The size of the particles often determines to which extent they are taken up and distributed by the body. Particles < 10 µm may be inhaled, while those < 1 µm may be taken up by cells. As the particle size decreases, the ability to translocate within the body increases. Generally, only microplastics < 10 µm should be capable of accessing all organs, the placenta, and crossing cell membranes and the blood-brain barrier. Translocation of particles via the systemic circulation into secondary tissues (i.e. the liver, lymph nodes, the spleen, and brain) has been shown for particles between <2.5–5 µm.
What evidence of toxicological effects related to human exposure to microplastics have been determined so far?
The understanding of toxicological risks of microplastics on human health is still in the early stages. This is partly due to a lack of accurate, sensitive, and standardized analytical methods for measuring microplastics in human tissues and levels of exposure (i.e. in air and food) and also due to a lack of information on how environmentally-relevant doses of exposure, along with how the various physical and chemical properties of microplastics, influence the cytotoxicity of microplastics to cells and tissues.
In-vitro studies on human cerebral and epithelial human cell lines have revealed that microplastic exposure may have toxic impacts, such as inflammation, immunosuppression, neurotoxic effects, oxidative stress, autophagic cell death, and apoptosis. These impacts are likely influenced by the type of plastic, level of exposure, the particle shape and size, presence of absorbed pollutants, and the leaching of additives (i.e. bisphenol A) within the plastic material.
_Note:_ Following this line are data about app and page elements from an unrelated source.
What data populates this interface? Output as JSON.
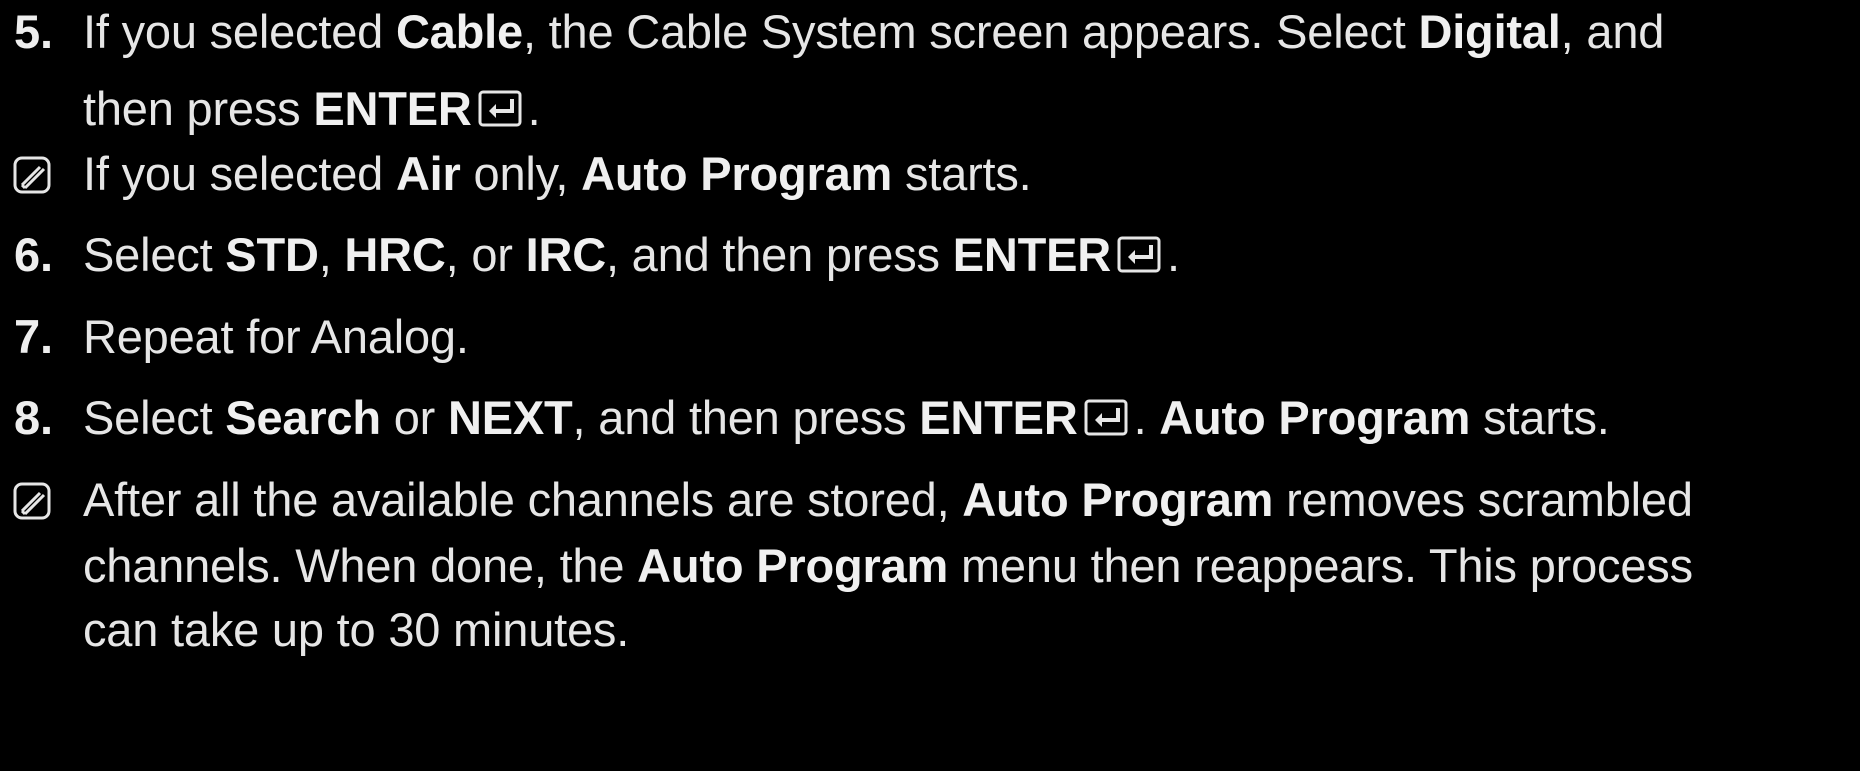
{
  "colors": {
    "background": "#000000",
    "text": "#e6e6e6"
  },
  "icons": {
    "note": "note-icon",
    "enter": "enter-key-icon"
  },
  "items": [
    {
      "type": "step",
      "number": "5.",
      "segments": [
        {
          "text": "If you selected ",
          "bold": false
        },
        {
          "text": "Cable",
          "bold": true
        },
        {
          "text": ", the Cable System screen appears. Select ",
          "bold": false
        },
        {
          "text": "Digital",
          "bold": true
        },
        {
          "text": ", and",
          "bold": false
        }
      ],
      "line2": [
        {
          "text": "then press ",
          "bold": false
        },
        {
          "text": "ENTER",
          "bold": true
        },
        {
          "text": ".",
          "bold": false
        }
      ]
    },
    {
      "type": "note",
      "segments": [
        {
          "text": "If you selected ",
          "bold": false
        },
        {
          "text": "Air",
          "bold": true
        },
        {
          "text": " only, ",
          "bold": false
        },
        {
          "text": "Auto Program",
          "bold": true
        },
        {
          "text": " starts.",
          "bold": false
        }
      ]
    },
    {
      "type": "step",
      "number": "6.",
      "segments": [
        {
          "text": "Select ",
          "bold": false
        },
        {
          "text": "STD",
          "bold": true
        },
        {
          "text": ", ",
          "bold": false
        },
        {
          "text": "HRC",
          "bold": true
        },
        {
          "text": ", or ",
          "bold": false
        },
        {
          "text": "IRC",
          "bold": true
        },
        {
          "text": ", and then press ",
          "bold": false
        },
        {
          "text": "ENTER",
          "bold": true
        },
        {
          "text": ".",
          "bold": false
        }
      ]
    },
    {
      "type": "step",
      "number": "7.",
      "segments": [
        {
          "text": "Repeat for Analog.",
          "bold": false
        }
      ]
    },
    {
      "type": "step",
      "number": "8.",
      "segments": [
        {
          "text": "Select ",
          "bold": false
        },
        {
          "text": "Search",
          "bold": true
        },
        {
          "text": " or ",
          "bold": false
        },
        {
          "text": "NEXT",
          "bold": true
        },
        {
          "text": ", and then press ",
          "bold": false
        },
        {
          "text": "ENTER",
          "bold": true
        },
        {
          "text": ". ",
          "bold": false
        },
        {
          "text": "Auto Program",
          "bold": true
        },
        {
          "text": " starts.",
          "bold": false
        }
      ]
    },
    {
      "type": "note",
      "segments": [
        {
          "text": "After all the available channels are stored, ",
          "bold": false
        },
        {
          "text": "Auto Program",
          "bold": true
        },
        {
          "text": " removes scrambled",
          "bold": false
        }
      ],
      "line2": [
        {
          "text": "channels. When done, the ",
          "bold": false
        },
        {
          "text": "Auto Program",
          "bold": true
        },
        {
          "text": " menu then reappears. This process",
          "bold": false
        }
      ],
      "line3": [
        {
          "text": "can take up to 30 minutes.",
          "bold": false
        }
      ]
    }
  ]
}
Recent studies have also shown that exposure of human lung cells to microplastics may have toxicologic consequences, such as inhibition of cell proliferation and changes in cell morphology, and that an irregular microplastic shape along with microplastic exposure and concentration may be a predictive characteristic for cell death. Environmentally-relevant concentrations of microplastics (10microg/L) have recently been shown to have adverse effects on cell viability and at 20 microg/L cytokine release.
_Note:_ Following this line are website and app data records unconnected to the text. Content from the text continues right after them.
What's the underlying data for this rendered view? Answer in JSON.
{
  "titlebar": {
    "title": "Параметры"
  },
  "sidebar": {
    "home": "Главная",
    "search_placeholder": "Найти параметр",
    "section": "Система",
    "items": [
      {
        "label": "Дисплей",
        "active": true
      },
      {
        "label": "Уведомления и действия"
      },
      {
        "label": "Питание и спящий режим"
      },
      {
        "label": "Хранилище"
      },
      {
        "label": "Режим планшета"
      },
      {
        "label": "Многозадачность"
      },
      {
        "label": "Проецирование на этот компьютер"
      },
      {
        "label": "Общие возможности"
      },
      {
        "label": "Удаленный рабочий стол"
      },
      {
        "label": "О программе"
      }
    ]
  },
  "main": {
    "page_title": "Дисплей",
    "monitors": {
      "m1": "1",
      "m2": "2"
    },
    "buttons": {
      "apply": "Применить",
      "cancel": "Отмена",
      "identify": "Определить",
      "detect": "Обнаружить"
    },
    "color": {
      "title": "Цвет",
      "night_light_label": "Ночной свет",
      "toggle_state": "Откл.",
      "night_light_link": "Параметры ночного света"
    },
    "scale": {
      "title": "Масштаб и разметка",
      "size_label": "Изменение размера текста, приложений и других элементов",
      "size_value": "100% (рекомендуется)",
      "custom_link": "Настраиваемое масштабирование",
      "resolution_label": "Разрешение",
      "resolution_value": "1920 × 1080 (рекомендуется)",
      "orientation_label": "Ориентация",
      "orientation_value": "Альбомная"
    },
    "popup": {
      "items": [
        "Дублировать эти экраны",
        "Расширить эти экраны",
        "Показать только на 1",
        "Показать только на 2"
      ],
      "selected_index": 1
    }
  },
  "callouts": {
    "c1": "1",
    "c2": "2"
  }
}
There is concern that further health risks may arise from micro-organisms that grow on microplastic surfaces and from the leaching of hazardous chemical additives. Chemical additives such as bisphenol A (BPA), phthalates, triclosan, bisphenone, organotins and brominated flame retardants (BFR), are all known to negatively impact human health.
Occupational interstitial lung disease has already been long reported among workers in textile industries, particularly for the manufacturing of synthetic textiles, such as nylon, rayon, and polyethylene flock. But the associated adverse effects are thought to be due to physicochemical properties and elevated concentrations of synthetic particles. Thus, health hazards posed by long-term exposures to lower microplastic concentrations, as experienced by the general population, are still to be determined.
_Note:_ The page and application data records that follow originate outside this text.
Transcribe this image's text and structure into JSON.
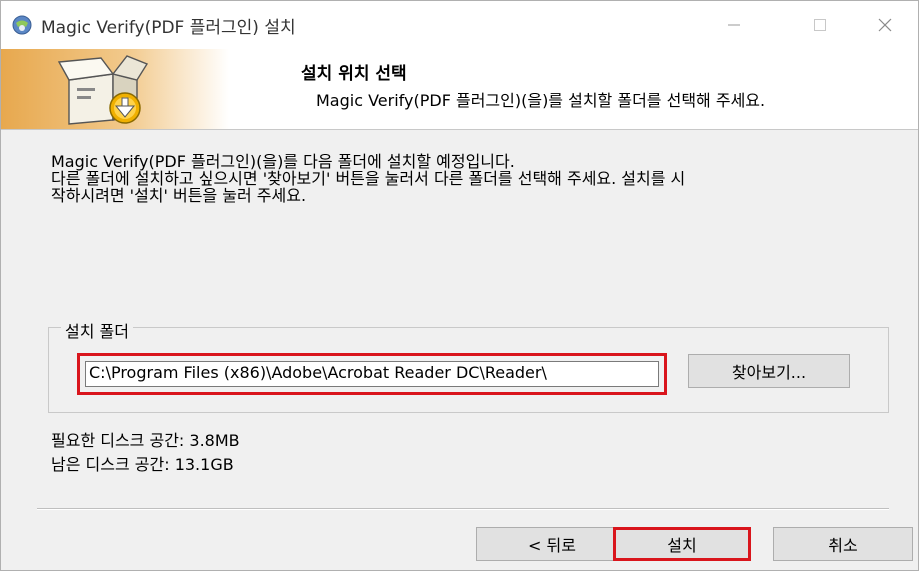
{
  "window": {
    "title": "Magic Verify(PDF 플러그인) 설치",
    "controls": {
      "minimize": "—",
      "maximize": "☐",
      "close": "✕"
    }
  },
  "header": {
    "title": "설치 위치 선택",
    "subtitle": "Magic Verify(PDF 플러그인)(을)를 설치할 폴더를 선택해 주세요.",
    "icon": "installer-box-icon"
  },
  "description": {
    "lines": [
      "Magic Verify(PDF 플러그인)(을)를 다음 폴더에 설치할 예정입니다.",
      "다른 폴더에 설치하고 싶으시면 '찾아보기' 버튼을 눌러서 다른 폴더를 선택해 주세요. 설치를 시",
      "작하시려면 '설치' 버튼을 눌러 주세요."
    ]
  },
  "install_folder": {
    "group_label": "설치 폴더",
    "path": "C:\\Program Files (x86)\\Adobe\\Acrobat Reader DC\\Reader\\",
    "browse_label": "찾아보기..."
  },
  "disk_space": {
    "required": "필요한 디스크 공간: 3.8MB",
    "available": "남은 디스크 공간: 13.1GB"
  },
  "buttons": {
    "back": "< 뒤로",
    "install": "설치",
    "cancel": "취소"
  },
  "colors": {
    "highlight": "#d9151c",
    "banner_accent": "#e7a84e"
  }
}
Where do we act?
Drinking water is considered to be one of the main sources of human microplastic intake. And effluents from wastewater treatment plants are a major cause of microplastic pollution in freshwater sources of drinking water. The amount of plastic entering the environment and our bodies is increasing and impacting both environmental and human health. Here at Wasser 3.0, we are working to change that. In line with the UN sustainable develop goals, we research and develop innovative concepts and solutions to detect, remove, and reuse microplastics from (waste)water.